Since that time, I’ve added many updates; the most recent one is an update that appears as a comment, at the end of a long list of comments that have accumulated over the years.
A May 22, 2019 update refers to an Open Democracy article
A May 19, 2019 Open Democracy article is entitled: “The faux revolution of mindfulness: McMindfulness is the new capitalist spirituality.”
An excerpt reads:
Against this background, the hubris and political naiveté of the cheerleaders of the mindfulness ‘revolution’ is stunning. They seem so enamored of doing good and saving the world that these true believers, no matter how sincere, suffer from an enormous blindspot. They seem mindless of the fact that all too often, mindfulness has been reduced to a commodified and instrumental self-help technique that unwittingly reinforces neoliberal imperatives.
For Kabat-Zinn and his followers, it is mindless and maladapted individuals who are to blame for the problems of a dysfunctional society, not the political and economic frameworks within which they are forced to act. By shifting the burden of responsibility to individuals for managing their own wellbeing, and by privatizing and pathologizing stress, the neoliberal order has been a boon to the 1.1 billion dollar mindfulness industry.
This is an intriguing article. I think a key feature of mindfulness is that how it is defined is up to each person who uses the term. I note that the article argues that mindfulness can be used to advance any particular position – for example, on the left, or on the right.
My own anecdotal experience is that mindfulness is indeed highly valuable in helping a person deal with stress. The fact I have learned to practise mindfulness has come in very useful with regard to how I deal with stress, and with regard to how I address stressful social interactions. I can see tremendous value in mindfulness.
I also note that newsstands across the province of Ontario, where I live, feature magazines extolling the benefits of mindfulness. I’ve spent a lot of time of observing the covers of these magazines. I’ve also at times purchased a copy and read a few articles. From such anecdotal observations I would say for sure: Pitching the concept that mindfulness will cure what ails you is the perfect way to prop up a neoliberal worldview.
However, it also occurs to me that mindfulness has tremendous value, period. Whether or not it end up in the hands of neoliberal ideologues, who use it to push their own view of what reality entails, is neither here nor there; such tactics or strategies are beside the point: People can use mindfulness, like any powerful technique, for whatever purpose they wish to use it for.
A May 25, 2019 Globe and Mail article is entitled: “Put down the self-help books. Resilience is not a DIY endeavour.”
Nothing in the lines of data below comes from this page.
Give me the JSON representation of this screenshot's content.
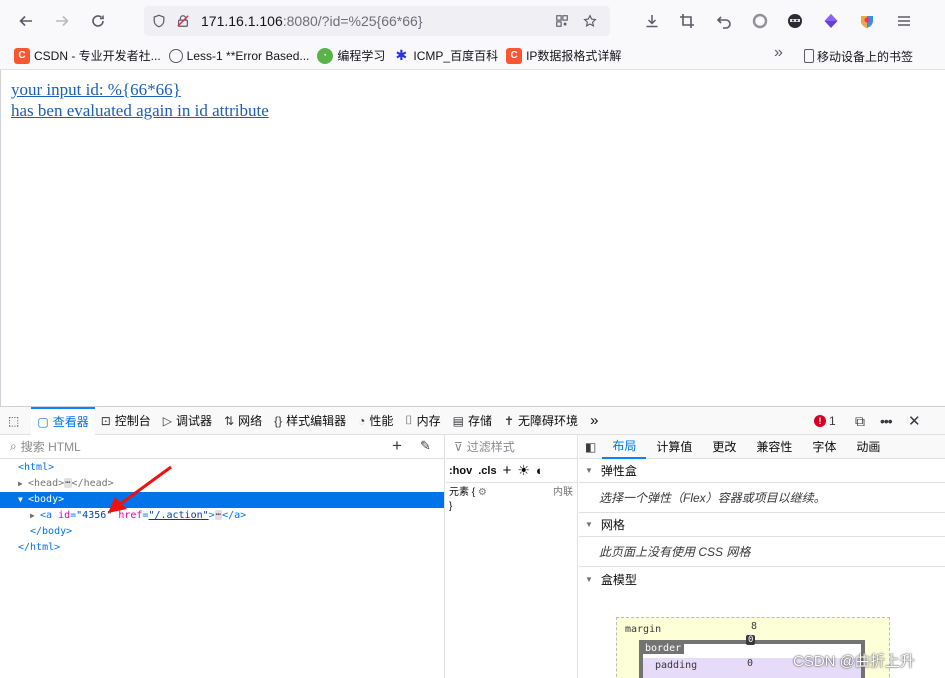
{
  "browser": {
    "url_host": "171.16.1.106",
    "url_rest": ":8080/?id=%25{66*66}"
  },
  "bookmarks": [
    {
      "label": "CSDN - 专业开发者社...",
      "icon": "csdn-icon"
    },
    {
      "label": "Less-1 **Error Based...",
      "icon": "globe-icon"
    },
    {
      "label": "编程学习",
      "icon": "learn-icon"
    },
    {
      "label": "ICMP_百度百科",
      "icon": "baidu-icon"
    },
    {
      "label": "IP数据报格式详解",
      "icon": "csdn-icon"
    }
  ],
  "bookmarks_mobile": "移动设备上的书签",
  "page": {
    "line1": "your input id: %{66*66}",
    "line2": "has ben evaluated again in id attribute"
  },
  "devtools": {
    "tabs": [
      {
        "label": "查看器",
        "icon": "inspector-icon"
      },
      {
        "label": "控制台",
        "icon": "console-icon"
      },
      {
        "label": "调试器",
        "icon": "debugger-icon"
      },
      {
        "label": "网络",
        "icon": "network-icon"
      },
      {
        "label": "样式编辑器",
        "icon": "style-editor-icon"
      },
      {
        "label": "性能",
        "icon": "performance-icon"
      },
      {
        "label": "内存",
        "icon": "memory-icon"
      },
      {
        "label": "存储",
        "icon": "storage-icon"
      },
      {
        "label": "无障碍环境",
        "icon": "accessibility-icon"
      }
    ],
    "error_count": "1",
    "search_placeholder": "搜索 HTML",
    "tree": {
      "html_open": "<html>",
      "head_open": "<head>",
      "head_close": "</head>",
      "body_open": "<body>",
      "a_open": "<a",
      "a_id_name": "id",
      "a_id_value": "\"4356\"",
      "a_href_name": "href",
      "a_href_value": "\"/.action\"",
      "a_tag_end": ">",
      "a_close": "</a>",
      "body_close": "</body>",
      "html_close": "</html>",
      "ellipsis": "⋯"
    },
    "rules": {
      "filter_placeholder": "过滤样式",
      "hov": ":hov",
      "cls": ".cls",
      "element_rule": "元素 {",
      "close_brace": "}",
      "inline_label": "内联"
    },
    "layout": {
      "tabs": [
        "布局",
        "计算值",
        "更改",
        "兼容性",
        "字体",
        "动画"
      ],
      "flex_title": "弹性盒",
      "flex_body": "选择一个弹性（Flex）容器或项目以继续。",
      "grid_title": "网格",
      "grid_body": "此页面上没有使用 CSS 网格",
      "boxmodel_title": "盒模型",
      "margin_label": "margin",
      "margin_value": "8",
      "border_label": "border",
      "border_value": "0",
      "padding_label": "padding",
      "padding_value": "0"
    }
  },
  "watermark": "CSDN @曲折上升"
}
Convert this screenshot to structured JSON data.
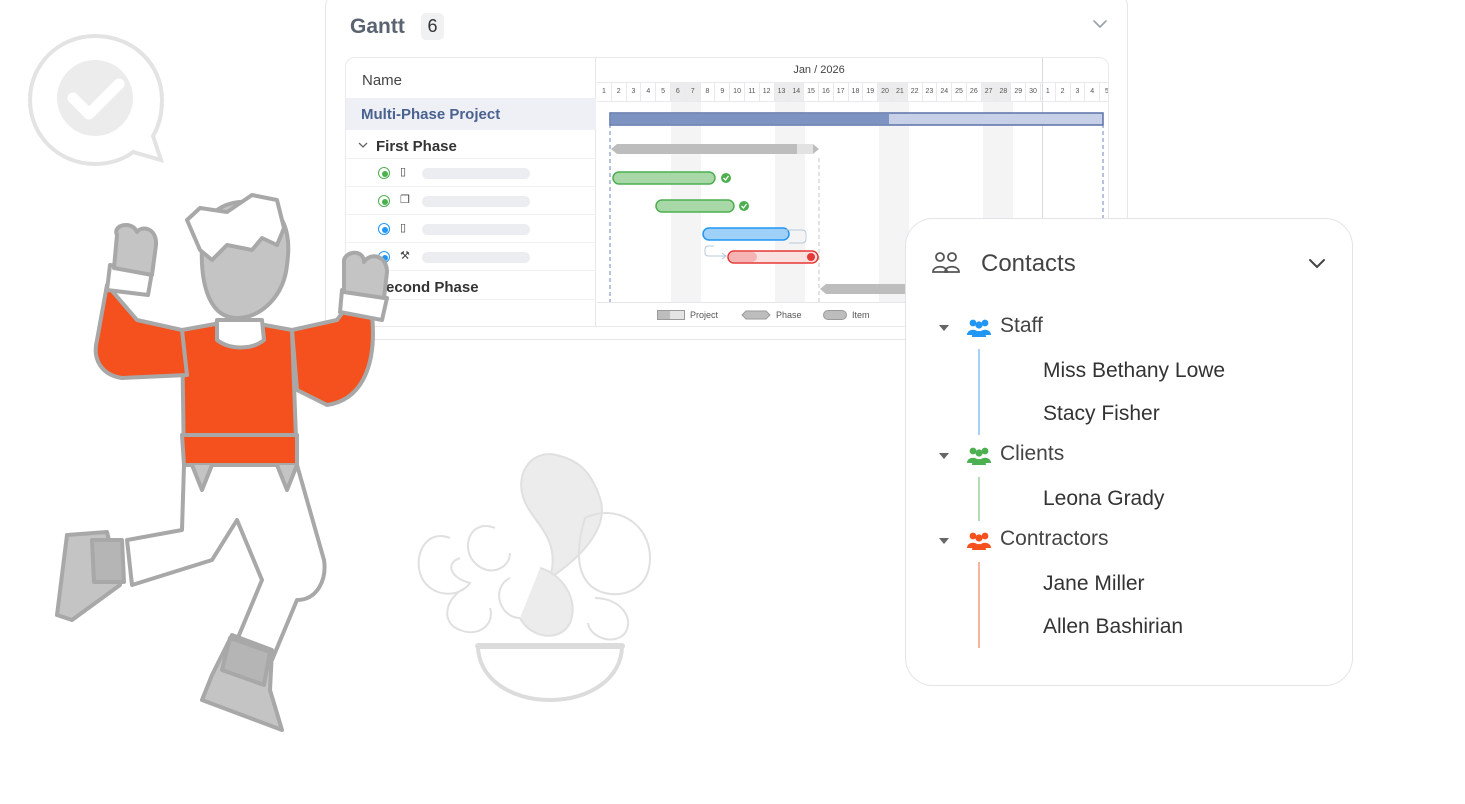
{
  "gantt": {
    "title": "Gantt",
    "count": "6",
    "name_header": "Name",
    "month": "Jan / 2026",
    "days": [
      "1",
      "2",
      "3",
      "4",
      "5",
      "6",
      "7",
      "8",
      "9",
      "10",
      "11",
      "12",
      "13",
      "14",
      "15",
      "16",
      "17",
      "18",
      "19",
      "20",
      "21",
      "22",
      "23",
      "24",
      "25",
      "26",
      "27",
      "28",
      "29",
      "30",
      "1",
      "2",
      "3",
      "4",
      "5"
    ],
    "rows": {
      "project": "Multi-Phase Project",
      "phase1": "First Phase",
      "phase2": "Second Phase"
    },
    "legend": [
      "Project",
      "Phase",
      "Item"
    ],
    "colors": {
      "project": "#6f86b8",
      "phase": "#b9b9b9",
      "done": "#4caf50",
      "active": "#2196f3",
      "late": "#e53935"
    }
  },
  "contacts": {
    "title": "Contacts",
    "groups": [
      {
        "label": "Staff",
        "color": "#2196f3",
        "members": [
          "Miss Bethany Lowe",
          "Stacy Fisher"
        ]
      },
      {
        "label": "Clients",
        "color": "#4caf50",
        "members": [
          "Leona Grady"
        ]
      },
      {
        "label": "Contractors",
        "color": "#f4511e",
        "members": [
          "Jane Miller",
          "Allen Bashirian"
        ]
      }
    ]
  },
  "illustration": {
    "shirt_color": "#f4511e",
    "outline_color": "#a8a8a8"
  }
}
A June 14, 2019 Guardian article is entitled: “The mindfulness conspiracy: It is sold as a force that can help us cope with the ravages of capitalism, but with its inward focus, mindful meditation may be the enemy of activism.”